There was no TV, no air conditioning and no telephone in 1910, but there were RVs. Through war and peace, booms and busts, fuel lines, fads and the cyber revolution, the RV lifestyle has endured and is still going strong, even in today’s challenging economic times.
“Think about how far we’ve come in the past 100 years in terms in technology, yet the reasons to RV remain the same,” said Richard Coon, president of the Recreation Vehicle Industry Association (RVIA). “RVing has been able to thrive and grow because people still enjoy the freedom that it provides.”

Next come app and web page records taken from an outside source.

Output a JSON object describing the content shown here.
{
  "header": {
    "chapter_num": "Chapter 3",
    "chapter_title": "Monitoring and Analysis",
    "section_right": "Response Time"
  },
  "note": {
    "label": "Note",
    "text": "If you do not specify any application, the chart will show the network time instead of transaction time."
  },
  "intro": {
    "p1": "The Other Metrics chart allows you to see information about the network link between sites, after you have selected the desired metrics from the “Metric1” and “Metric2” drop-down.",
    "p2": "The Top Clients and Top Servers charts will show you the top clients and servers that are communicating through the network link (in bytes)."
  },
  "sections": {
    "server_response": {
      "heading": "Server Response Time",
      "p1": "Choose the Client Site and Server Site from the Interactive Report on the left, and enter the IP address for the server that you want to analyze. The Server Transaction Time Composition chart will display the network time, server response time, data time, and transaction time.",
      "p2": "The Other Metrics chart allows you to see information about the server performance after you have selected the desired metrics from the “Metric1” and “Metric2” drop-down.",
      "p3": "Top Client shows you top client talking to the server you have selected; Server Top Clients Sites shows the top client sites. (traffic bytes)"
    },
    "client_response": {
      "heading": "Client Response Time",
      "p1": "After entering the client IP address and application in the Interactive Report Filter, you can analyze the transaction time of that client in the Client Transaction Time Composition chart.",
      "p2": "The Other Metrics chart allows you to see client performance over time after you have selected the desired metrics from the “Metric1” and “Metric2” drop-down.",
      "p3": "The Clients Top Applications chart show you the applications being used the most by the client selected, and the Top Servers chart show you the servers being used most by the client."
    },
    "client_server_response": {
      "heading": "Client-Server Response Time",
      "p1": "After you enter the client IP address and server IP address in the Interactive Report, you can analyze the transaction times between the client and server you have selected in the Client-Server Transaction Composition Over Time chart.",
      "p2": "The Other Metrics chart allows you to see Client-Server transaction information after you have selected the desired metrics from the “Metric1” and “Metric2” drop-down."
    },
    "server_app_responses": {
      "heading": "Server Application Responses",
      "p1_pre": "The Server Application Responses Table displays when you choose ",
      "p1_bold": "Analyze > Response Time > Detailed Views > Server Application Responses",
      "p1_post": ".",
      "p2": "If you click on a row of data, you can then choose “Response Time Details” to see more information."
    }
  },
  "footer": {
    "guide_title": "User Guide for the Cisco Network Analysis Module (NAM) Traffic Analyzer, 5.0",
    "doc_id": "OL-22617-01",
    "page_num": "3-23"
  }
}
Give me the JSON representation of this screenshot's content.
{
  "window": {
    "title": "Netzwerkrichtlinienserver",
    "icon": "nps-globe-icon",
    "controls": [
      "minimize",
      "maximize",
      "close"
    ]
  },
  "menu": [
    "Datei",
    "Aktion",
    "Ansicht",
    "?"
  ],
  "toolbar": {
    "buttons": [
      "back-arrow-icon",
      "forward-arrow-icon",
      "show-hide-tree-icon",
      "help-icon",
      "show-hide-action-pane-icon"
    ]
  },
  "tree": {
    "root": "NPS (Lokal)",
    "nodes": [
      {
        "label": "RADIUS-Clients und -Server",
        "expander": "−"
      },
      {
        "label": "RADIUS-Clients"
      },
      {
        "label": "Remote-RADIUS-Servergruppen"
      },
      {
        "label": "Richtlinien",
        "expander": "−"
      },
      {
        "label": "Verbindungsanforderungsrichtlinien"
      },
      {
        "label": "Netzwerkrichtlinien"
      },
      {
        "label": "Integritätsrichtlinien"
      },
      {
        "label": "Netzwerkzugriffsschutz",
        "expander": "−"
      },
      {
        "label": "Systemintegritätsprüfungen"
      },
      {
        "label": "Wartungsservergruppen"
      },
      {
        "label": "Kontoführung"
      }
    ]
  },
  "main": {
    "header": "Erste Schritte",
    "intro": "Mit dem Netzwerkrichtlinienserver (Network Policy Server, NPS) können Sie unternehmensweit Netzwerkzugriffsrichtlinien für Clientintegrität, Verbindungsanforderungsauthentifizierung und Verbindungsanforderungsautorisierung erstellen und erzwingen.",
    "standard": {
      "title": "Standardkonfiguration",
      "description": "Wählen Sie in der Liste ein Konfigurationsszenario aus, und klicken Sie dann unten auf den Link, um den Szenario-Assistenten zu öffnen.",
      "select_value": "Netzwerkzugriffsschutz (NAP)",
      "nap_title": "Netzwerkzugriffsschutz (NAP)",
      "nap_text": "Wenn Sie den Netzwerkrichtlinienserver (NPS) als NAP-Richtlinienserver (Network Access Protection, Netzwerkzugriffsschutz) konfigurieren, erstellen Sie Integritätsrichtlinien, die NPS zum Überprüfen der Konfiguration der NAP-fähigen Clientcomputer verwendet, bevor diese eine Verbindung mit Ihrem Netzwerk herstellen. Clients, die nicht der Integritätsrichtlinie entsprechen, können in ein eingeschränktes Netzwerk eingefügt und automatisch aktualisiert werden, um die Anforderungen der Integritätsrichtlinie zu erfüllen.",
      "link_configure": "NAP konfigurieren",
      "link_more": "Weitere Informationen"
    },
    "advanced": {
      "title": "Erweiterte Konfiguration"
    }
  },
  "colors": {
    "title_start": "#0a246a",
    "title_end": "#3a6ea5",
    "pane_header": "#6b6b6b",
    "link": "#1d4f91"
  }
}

win 2010 with a series of events that showcase today’s innovations and new products while emphasizing America’s century-long love affair with RVs.
“Recognizing and celebrating the 100th anniversary of the RV industry is a unique opportunity to tell our story to the media and public,” Coon said.
The roots of RVing are as old as pioneers and covered wagons. But 1910 is the year that America’s leading RV historians — David Woodworth, Al Hesselbart and Roger White — cite as the beginning of what has become the modern RV industry.
“The first motorized campers were built in 1910,” said Woodworth, a preeminent collector of early RVs and RV camping memorabilia. “Before then, people camped in private rail cars that were pulled to sidings along train routes. The year 1910 brought a new freedom to people who didn’t want to be limited by the rail system. RVs allowed them to go where they wanted, when they wanted.”
Hesselbart, archivist for the RV/MH Heritage Museum in Elkhart, Ind., also pinpoints 1910 as the birth of the RV industry. “Camping has been around for centuries, but 1910 is when the first auto-related camping vehicles were built for commercial sale.”
Known as “auto campers” or “camping trailers” a century ago, these vehicles were a forerunner of today’s modern RVs.
“There were one-offs [individual units] built prior to 1910,” said White, an associate curator for the Smithsonian Institution. “But 1910 is a good benchmark for the industry.”
“The 1910 RVs offered minimal comforts compared to today’s homes-on-wheels,” Woodworth said. “But they did provide the freedom to travel anywhere, to be able to get a good night’s sleep and enjoy home cooking. One notable exception to today’s RV was the bathroom. In 1910 it was usually either yonder tree or yonder bush.”
Hesselbart points out that one brand of auto camper in those days was equipped with a bathroom onboard. “Pierce-Arrow’s ‘Touring Landau’ had a potted toilet,” he said.
A version of today’s Type B van camper, the Pierce-Arrow “Touring Landau,” was unveiled at Madison Square Garden in 1910.
In addition to Pierce-Arrow, there were several other companies or auto-body builders producing motorized RVs. These companies and innovative products were featured in a Popular Mechanics issue in 1911, but Woodworth said the motorhomes highlighted in the article were actually built in 1910.
To mark the centennial, RVIA is creating a special 100th anniversary logo and commemorative decal that everyone in the industry will be invited to use.
RVIA will soon announce details of an RV caravan led by Woodworth with one of his early RVs, as well as a menu of celebration and promotion ideas for dealers, campgrounds, clubs and shows to use on their own.
“Celebrating our centennial will create excitement and pride throughout our made-in-America industry and provide an opportunity for manufacturers, dealers, suppliers and campground owners to unite under one banner,” Coo said. “For 100 years, we’ve been helping Americans explore their scenic treasures and heritage more comfortably, affordably and enjoyably. That’s something to celebrate.”